== PROVIDED MATERIAL ==

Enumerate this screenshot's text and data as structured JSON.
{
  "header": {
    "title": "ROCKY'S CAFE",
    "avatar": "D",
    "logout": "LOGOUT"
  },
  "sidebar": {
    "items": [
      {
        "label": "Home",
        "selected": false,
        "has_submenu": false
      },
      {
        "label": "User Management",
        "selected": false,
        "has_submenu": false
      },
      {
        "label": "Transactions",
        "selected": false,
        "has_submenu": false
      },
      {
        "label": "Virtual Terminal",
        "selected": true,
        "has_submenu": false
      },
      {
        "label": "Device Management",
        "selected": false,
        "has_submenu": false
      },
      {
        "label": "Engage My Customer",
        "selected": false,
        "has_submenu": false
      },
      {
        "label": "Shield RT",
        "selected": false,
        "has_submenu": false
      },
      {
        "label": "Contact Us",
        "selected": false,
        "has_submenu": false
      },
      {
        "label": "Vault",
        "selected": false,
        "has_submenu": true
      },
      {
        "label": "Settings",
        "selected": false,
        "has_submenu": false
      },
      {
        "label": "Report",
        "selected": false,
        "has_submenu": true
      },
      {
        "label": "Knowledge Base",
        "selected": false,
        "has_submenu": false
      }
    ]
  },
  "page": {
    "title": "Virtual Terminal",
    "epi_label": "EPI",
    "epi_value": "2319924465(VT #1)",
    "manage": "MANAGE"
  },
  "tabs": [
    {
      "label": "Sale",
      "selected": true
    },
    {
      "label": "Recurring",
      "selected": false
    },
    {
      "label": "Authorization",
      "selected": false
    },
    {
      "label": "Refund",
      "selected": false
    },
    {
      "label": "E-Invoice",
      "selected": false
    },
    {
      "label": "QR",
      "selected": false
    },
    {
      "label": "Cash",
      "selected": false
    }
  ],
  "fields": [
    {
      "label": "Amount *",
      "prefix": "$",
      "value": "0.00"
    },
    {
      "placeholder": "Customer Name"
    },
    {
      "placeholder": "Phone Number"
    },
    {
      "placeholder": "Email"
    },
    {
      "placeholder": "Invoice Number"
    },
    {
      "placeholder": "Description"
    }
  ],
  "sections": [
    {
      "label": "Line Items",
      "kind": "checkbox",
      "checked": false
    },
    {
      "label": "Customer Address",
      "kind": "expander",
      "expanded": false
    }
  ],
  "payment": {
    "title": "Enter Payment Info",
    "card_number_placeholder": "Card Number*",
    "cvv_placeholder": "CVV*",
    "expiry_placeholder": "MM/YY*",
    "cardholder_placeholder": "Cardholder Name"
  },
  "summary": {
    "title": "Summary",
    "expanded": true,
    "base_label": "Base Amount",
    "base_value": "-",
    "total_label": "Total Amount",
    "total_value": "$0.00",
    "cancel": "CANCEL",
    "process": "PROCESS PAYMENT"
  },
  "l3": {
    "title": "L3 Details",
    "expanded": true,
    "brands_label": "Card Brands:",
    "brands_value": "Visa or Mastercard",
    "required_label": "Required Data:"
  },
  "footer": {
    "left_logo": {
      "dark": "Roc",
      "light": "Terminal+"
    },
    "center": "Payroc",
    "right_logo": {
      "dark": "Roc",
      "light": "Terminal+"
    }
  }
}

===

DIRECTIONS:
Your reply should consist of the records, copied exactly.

WRITTEN SOLUTION:
Enumerate this screenshot's text and data as structured JSON.
{
  "header": {
    "title": "ROCKY'S CAFE",
    "avatar": "D",
    "logout": "LOGOUT"
  },
  "sidebar": {
    "items": [
      {
        "label": "Home",
        "selected": false,
        "has_submenu": false
      },
      {
        "label": "User Management",
        "selected": false,
        "has_submenu": false
      },
      {
        "label": "Transactions",
        "selected": false,
        "has_submenu": false
      },
      {
        "label": "Virtual Terminal",
        "selected": true,
        "has_submenu": false
      },
      {
        "label": "Device Management",
        "selected": false,
        "has_submenu": false
      },
      {
        "label": "Engage My Customer",
        "selected": false,
        "has_submenu": false
      },
      {
        "label": "Shield RT",
        "selected": false,
        "has_submenu": false
      },
      {
        "label": "Contact Us",
        "selected": false,
        "has_submenu": false
      },
      {
        "label": "Vault",
        "selected": false,
        "has_submenu": true
      },
      {
        "label": "Settings",
        "selected": false,
        "has_submenu": false
      },
      {
        "label": "Report",
        "selected": false,
        "has_submenu": true
      },
      {
        "label": "Knowledge Base",
        "selected": false,
        "has_submenu": false
      }
    ]
  },
  "page": {
    "title": "Virtual Terminal",
    "epi_label": "EPI",
    "epi_value": "2319924465(VT #1)",
    "manage": "MANAGE"
  },
  "tabs": [
    {
      "label": "Sale",
      "selected": true
    },
    {
      "label": "Recurring",
      "selected": false
    },
    {
      "label": "Authorization",
      "selected": false
    },
    {
      "label": "Refund",
      "selected": false
    },
    {
      "label": "E-Invoice",
      "selected": false
    },
    {
      "label": "QR",
      "selected": false
    },
    {
      "label": "Cash",
      "selected": false
    }
  ],
  "fields": [
    {
      "label": "Amount *",
      "prefix": "$",
      "value": "0.00"
    },
    {
      "placeholder": "Customer Name"
    },
    {
      "placeholder": "Phone Number"
    },
    {
      "placeholder": "Email"
    },
    {
      "placeholder": "Invoice Number"
    },
    {
      "placeholder": "Description"
    }
  ],
  "sections": [
    {
      "label": "Line Items",
      "kind": "checkbox",
      "checked": false
    },
    {
      "label": "Customer Address",
      "kind": "expander",
      "expanded": false
    }
  ],
  "payment": {
    "title": "Enter Payment Info",
    "card_number_placeholder": "Card Number*",
    "cvv_placeholder": "CVV*",
    "expiry_placeholder": "MM/YY*",
    "cardholder_placeholder": "Cardholder Name"
  },
  "summary": {
    "title": "Summary",
    "expanded": true,
    "base_label": "Base Amount",
    "base_value": "-",
    "total_label": "Total Amount",
    "total_value": "$0.00",
    "cancel": "CANCEL",
    "process": "PROCESS PAYMENT"
  },
  "l3": {
    "title": "L3 Details",
    "expanded": true,
    "brands_label": "Card Brands:",
    "brands_value": "Visa or Mastercard",
    "required_label": "Required Data:"
  },
  "footer": {
    "left_logo": {
      "dark": "Roc",
      "light": "Terminal+"
    },
    "center": "Payroc",
    "right_logo": {
      "dark": "Roc",
      "light": "Terminal+"
    }
  }
}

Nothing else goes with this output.